The National Pork Producers Council renewed its call for government help to prevent a severe labor shortage from becoming a crisis. The decision by the U.S. Department of State to suspend visa processing in Mexico threatens to worsen the labor shortage in the pork industry and across U.S. agriculture. Mexico is a very important source of labor for U.S. hog farmers and packing plants.
"I want to underscore that our farms and plants are not in crisis today," says NPPC president Howard "A.V." Roth, a pork producer from Wauzeka, Wis. "Farmers are the foundation and heart of the food supply system. Hog farmers and others in the pork industry are doing their part to ensure American kitchens are well-stocked. But we are very concerned about the recent State Department announcement regarding consulates in Mexico and the implications for our operations."
The pork industry, a farm sector that operates year-round, uses the H-2A visa program for specialized work, but cannot use the program for most labor needs because of its seasonal limitation. Hog farmers are major users of the TN visa program, which taps labor from Mexico.
In addition to workforce concerns, NPPC said U.S. pork producers need additional federal support, including:
- Clarity from the U.S. Department of Transportation that farms are part of the critical domestic infrastructure needed to produce the food that feeds America and the world. This clear designation ensures the uninterrupted supply of commercial feed and other production inputs to farms, as well as the transport of livestock from farm to market. Hog farmers also have concerns about the potential shortage of standard supplies such as boot covers, coveralls and disinfectants needed to maintain high standards of biosecurity, animal care and food safety.
- Provisions in the pending congressional relief package to provide financial support for childcare for farm and plant workers.

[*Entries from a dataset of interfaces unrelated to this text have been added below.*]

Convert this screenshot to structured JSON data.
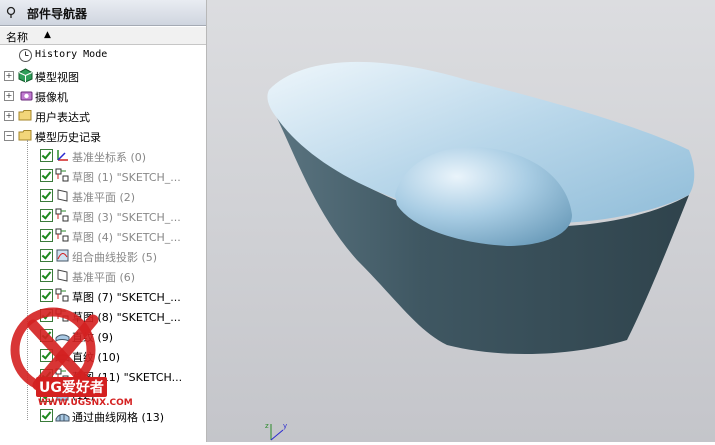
{
  "navigator": {
    "title": "部件导航器",
    "column_header": "名称",
    "sort_indicator": "▲",
    "items": [
      {
        "label": "History Mode",
        "icon": "clock-icon",
        "expand": null,
        "checked": null,
        "gray": false
      },
      {
        "label": "模型视图",
        "icon": "model-view-icon",
        "expand": "+",
        "checked": null,
        "gray": false
      },
      {
        "label": "摄像机",
        "icon": "camera-icon",
        "expand": "+",
        "checked": null,
        "gray": false
      },
      {
        "label": "用户表达式",
        "icon": "folder-icon",
        "expand": "+",
        "checked": null,
        "gray": false
      },
      {
        "label": "模型历史记录",
        "icon": "folder-icon",
        "expand": "-",
        "checked": null,
        "gray": false
      },
      {
        "label": "基准坐标系 (0)",
        "icon": "datum-csys-icon",
        "checked": true,
        "gray": true
      },
      {
        "label": "草图 (1) \"SKETCH_...",
        "icon": "sketch-icon",
        "checked": true,
        "gray": true
      },
      {
        "label": "基准平面 (2)",
        "icon": "datum-plane-icon",
        "checked": true,
        "gray": true
      },
      {
        "label": "草图 (3) \"SKETCH_...",
        "icon": "sketch-icon",
        "checked": true,
        "gray": true
      },
      {
        "label": "草图 (4) \"SKETCH_...",
        "icon": "sketch-icon",
        "checked": true,
        "gray": true
      },
      {
        "label": "组合曲线投影 (5)",
        "icon": "projected-curve-icon",
        "checked": true,
        "gray": true
      },
      {
        "label": "基准平面 (6)",
        "icon": "datum-plane-icon",
        "checked": true,
        "gray": true
      },
      {
        "label": "草图 (7) \"SKETCH_...",
        "icon": "sketch-icon",
        "checked": true,
        "gray": false
      },
      {
        "label": "草图 (8) \"SKETCH_...",
        "icon": "sketch-icon",
        "checked": true,
        "gray": false
      },
      {
        "label": "直纹 (9)",
        "icon": "ruled-surface-icon",
        "checked": true,
        "gray": false
      },
      {
        "label": "直纹 (10)",
        "icon": "ruled-surface-icon",
        "checked": true,
        "gray": false
      },
      {
        "label": "草图 (11) \"SKETCH...",
        "icon": "sketch-icon",
        "checked": true,
        "gray": false
      },
      {
        "label": "(12)",
        "icon": "feature-icon",
        "checked": true,
        "gray": false
      },
      {
        "label": "通过曲线网格 (13)",
        "icon": "through-curve-mesh-icon",
        "checked": true,
        "gray": false
      }
    ]
  },
  "watermark": {
    "brand": "UG爱好者",
    "url": "WWW.UGSNX.COM"
  },
  "colors": {
    "model_top": "#b9d7ea",
    "model_side": "#3f5762",
    "watermark_red": "#d42020"
  }
}
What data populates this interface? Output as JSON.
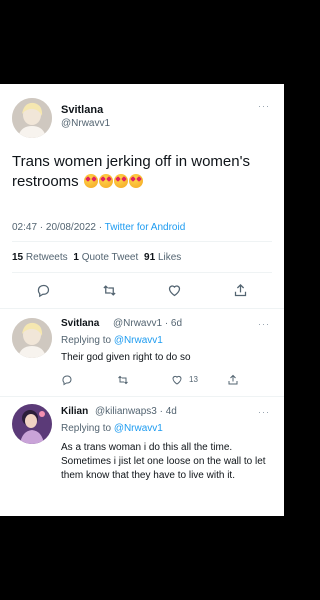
{
  "main_tweet": {
    "name": "Svitlana",
    "handle": "@Nrwavv1",
    "text": "Trans women jerking off in women's restrooms",
    "time_date": "02:47 · 20/08/2022 · ",
    "source": "Twitter for Android",
    "retweets_count": "15",
    "retweets_label": "Retweets",
    "quotes_count": "1",
    "quotes_label": "Quote Tweet",
    "likes_count": "91",
    "likes_label": "Likes"
  },
  "replies": [
    {
      "name": "Svitlana",
      "handle_time": "@Nrwavv1 · 6d",
      "replying_prefix": "Replying to ",
      "replying_to": "@Nrwavv1",
      "text": "Their god given right to do so",
      "likes_count": "13"
    },
    {
      "name": "Kilian",
      "handle_time": "@kilianwaps3 · 4d",
      "replying_prefix": "Replying to ",
      "replying_to": "@Nrwavv1",
      "text": "As a trans woman i do this all the time. Sometimes i jist let one loose on the wall to let them know that they have to live with it."
    }
  ],
  "icons": [
    "reply-icon",
    "retweet-icon",
    "like-icon",
    "share-icon",
    "more-icon",
    "heart-eyes-emoji"
  ],
  "colors": {
    "link": "#1d9bf0",
    "secondary_text": "#536471",
    "background_outer": "#000000"
  }
}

"U.S. hog farmers are committed to maintaining the continuity of the food supply and we stand with the administration in its response to the COVID-19 challenge," Roth says. "The pork supply chain is operating, but now is the time to get ahead of looming challenges and ensure federal and state policies support farmers and the critical role they play in meeting the nutritional needs of the nation."